(Entries supplied)

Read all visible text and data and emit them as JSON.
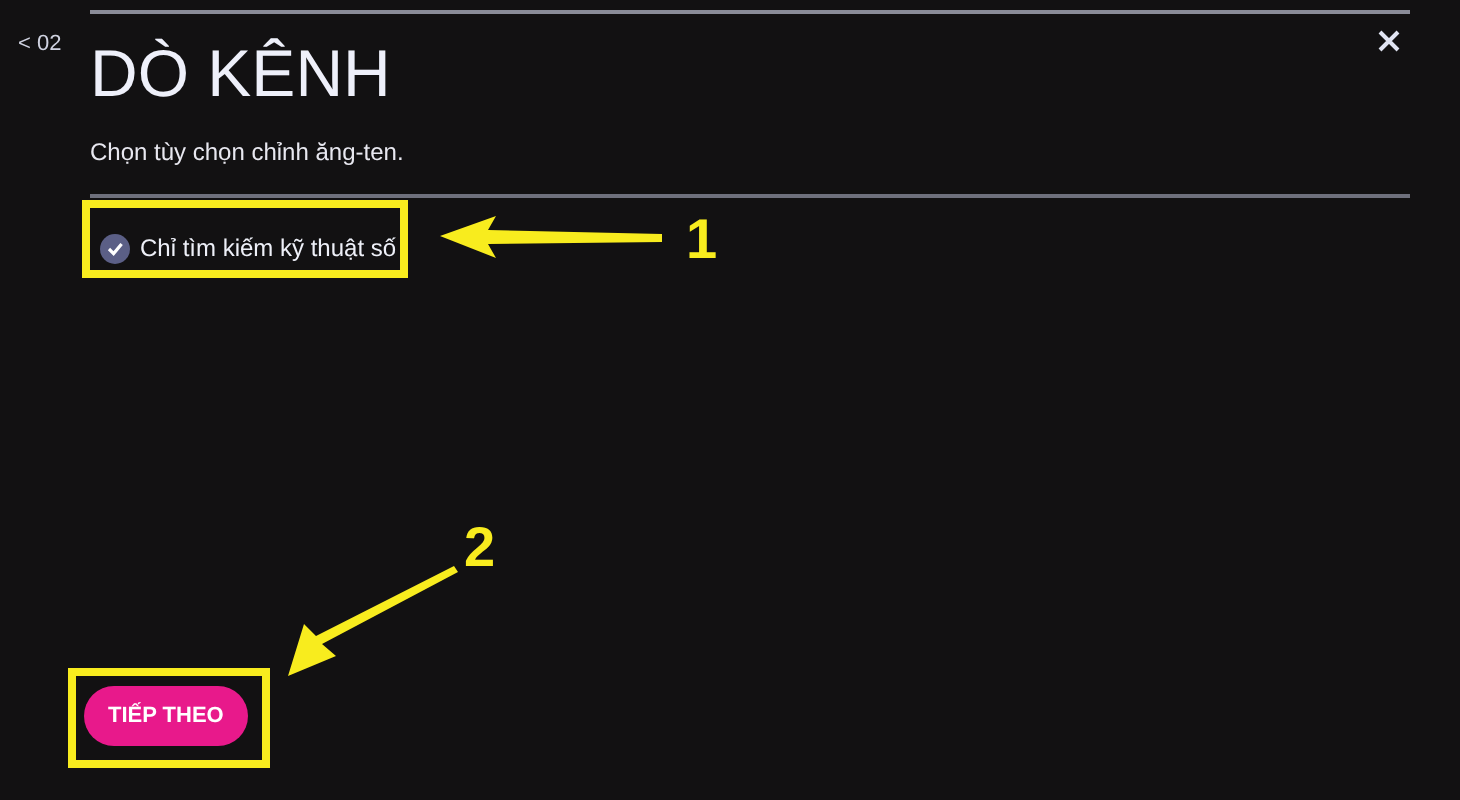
{
  "back": {
    "label": "< 02"
  },
  "title": "DÒ KÊNH",
  "subtitle": "Chọn tùy chọn chỉnh ăng-ten.",
  "options": [
    {
      "label": "Chỉ tìm kiếm kỹ thuật số",
      "checked": true
    }
  ],
  "next_button": {
    "label": "TIẾP THEO"
  },
  "annotations": [
    {
      "label": "1"
    },
    {
      "label": "2"
    }
  ]
}
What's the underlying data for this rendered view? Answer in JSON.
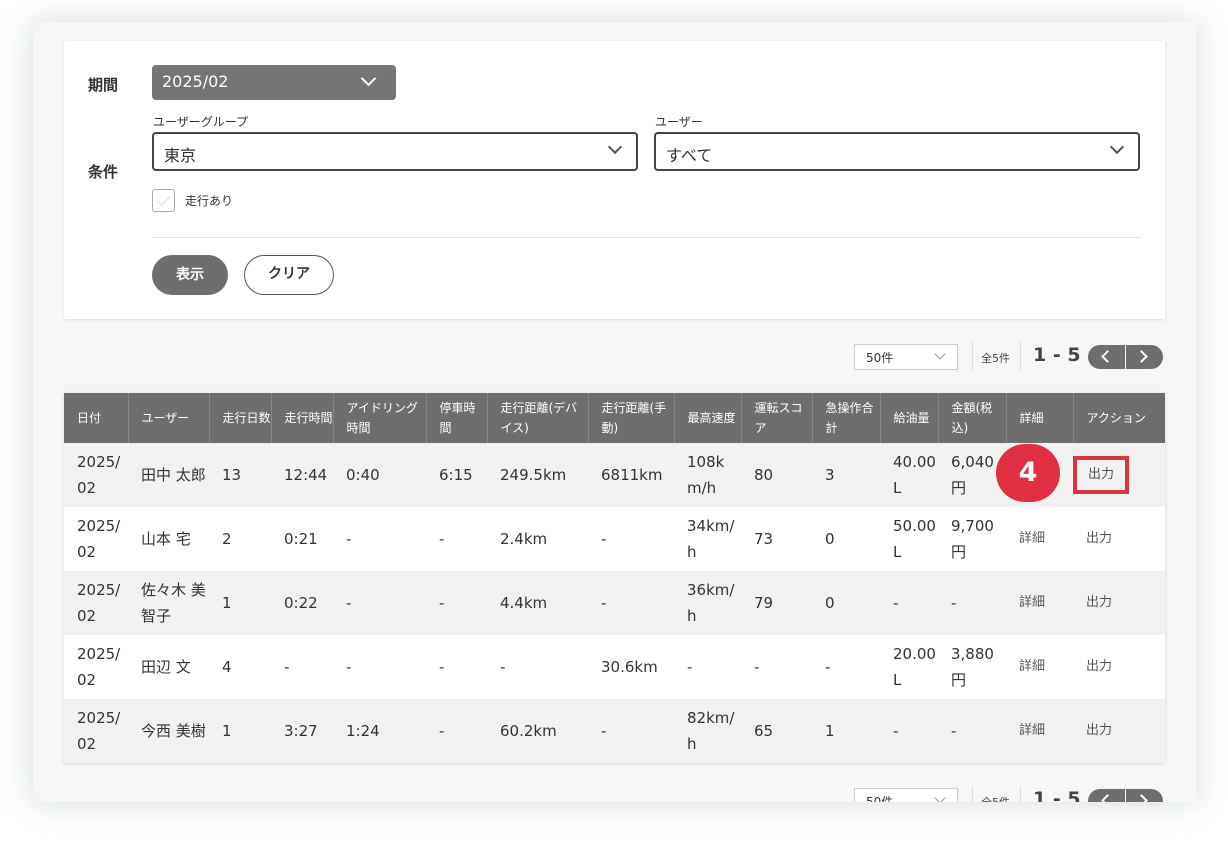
{
  "filter": {
    "period_label": "期間",
    "period_value": "2025/02",
    "condition_label": "条件",
    "group_label": "ユーザーグループ",
    "group_value": "東京",
    "user_label": "ユーザー",
    "user_value": "すべて",
    "checkbox_label": "走行あり",
    "show_button": "表示",
    "clear_button": "クリア"
  },
  "pager": {
    "per_page": "50件",
    "total": "全5件",
    "range": "1 - 5"
  },
  "table": {
    "headers": [
      "日付",
      "ユーザー",
      "走行日数",
      "走行時間",
      "アイドリング時間",
      "停車時間",
      "走行距離(デバイス)",
      "走行距離(手動)",
      "最高速度",
      "運転スコア",
      "急操作合計",
      "給油量",
      "金額(税込)",
      "詳細",
      "アクション"
    ],
    "rows": [
      [
        "2025/02",
        "田中 太郎",
        "13",
        "12:44",
        "0:40",
        "6:15",
        "249.5km",
        "6811km",
        "108km/h",
        "80",
        "3",
        "40.00L",
        "6,040円",
        "",
        "出力"
      ],
      [
        "2025/02",
        "山本 宅",
        "2",
        "0:21",
        "-",
        "-",
        "2.4km",
        "-",
        "34km/h",
        "73",
        "0",
        "50.00L",
        "9,700円",
        "詳細",
        "出力"
      ],
      [
        "2025/02",
        "佐々木 美智子",
        "1",
        "0:22",
        "-",
        "-",
        "4.4km",
        "-",
        "36km/h",
        "79",
        "0",
        "-",
        "-",
        "詳細",
        "出力"
      ],
      [
        "2025/02",
        "田辺 文",
        "4",
        "-",
        "-",
        "-",
        "-",
        "30.6km",
        "-",
        "-",
        "-",
        "20.00L",
        "3,880円",
        "詳細",
        "出力"
      ],
      [
        "2025/02",
        "今西 美樹",
        "1",
        "3:27",
        "1:24",
        "-",
        "60.2km",
        "-",
        "82km/h",
        "65",
        "1",
        "-",
        "-",
        "詳細",
        "出力"
      ]
    ]
  },
  "callout": {
    "number": "4",
    "color": "#e03041"
  },
  "colors": {
    "header_bg": "#6e6e6e",
    "highlight": "#d9343f"
  }
}
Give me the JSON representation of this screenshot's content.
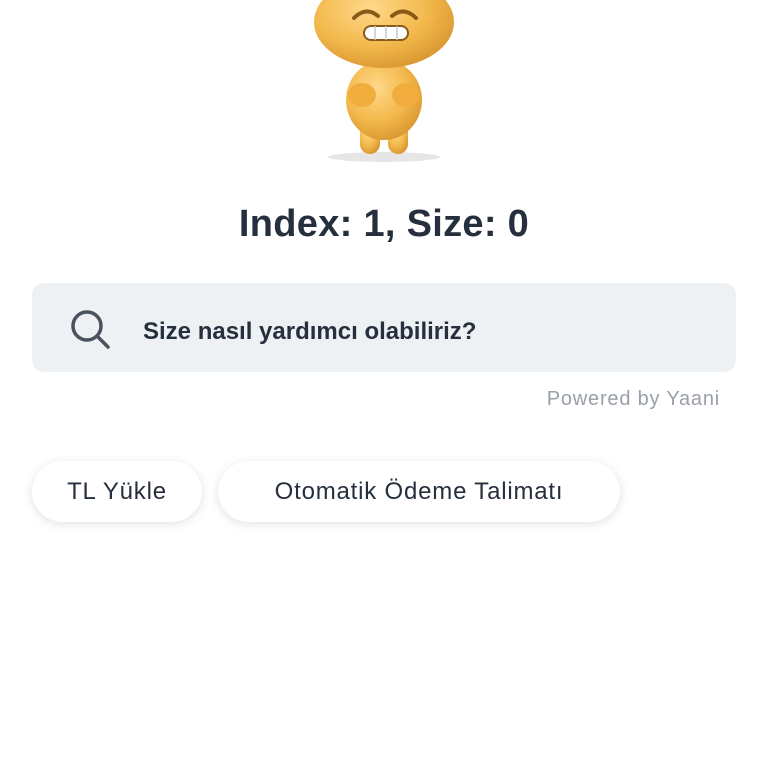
{
  "mascot": {
    "icon": "worried-mascot-character"
  },
  "status": {
    "title": "Index: 1, Size: 0"
  },
  "search": {
    "icon": "search-icon",
    "placeholder": "Size nasıl yardımcı olabiliriz?"
  },
  "powered_by": "Powered by Yaani",
  "quick_actions": [
    {
      "label": "TL Yükle"
    },
    {
      "label": "Otomatik Ödeme Talimatı"
    }
  ],
  "colors": {
    "text_primary": "#262f3d",
    "search_bg": "#eef1f4",
    "muted": "#9aa0a8",
    "mascot": "#f2b84b"
  }
}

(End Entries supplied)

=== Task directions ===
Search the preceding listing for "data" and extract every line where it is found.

=== Response below ===
Read all visible text and data and emit them as JSON.
What's the underlying data for this rendered view? Answer in JSON.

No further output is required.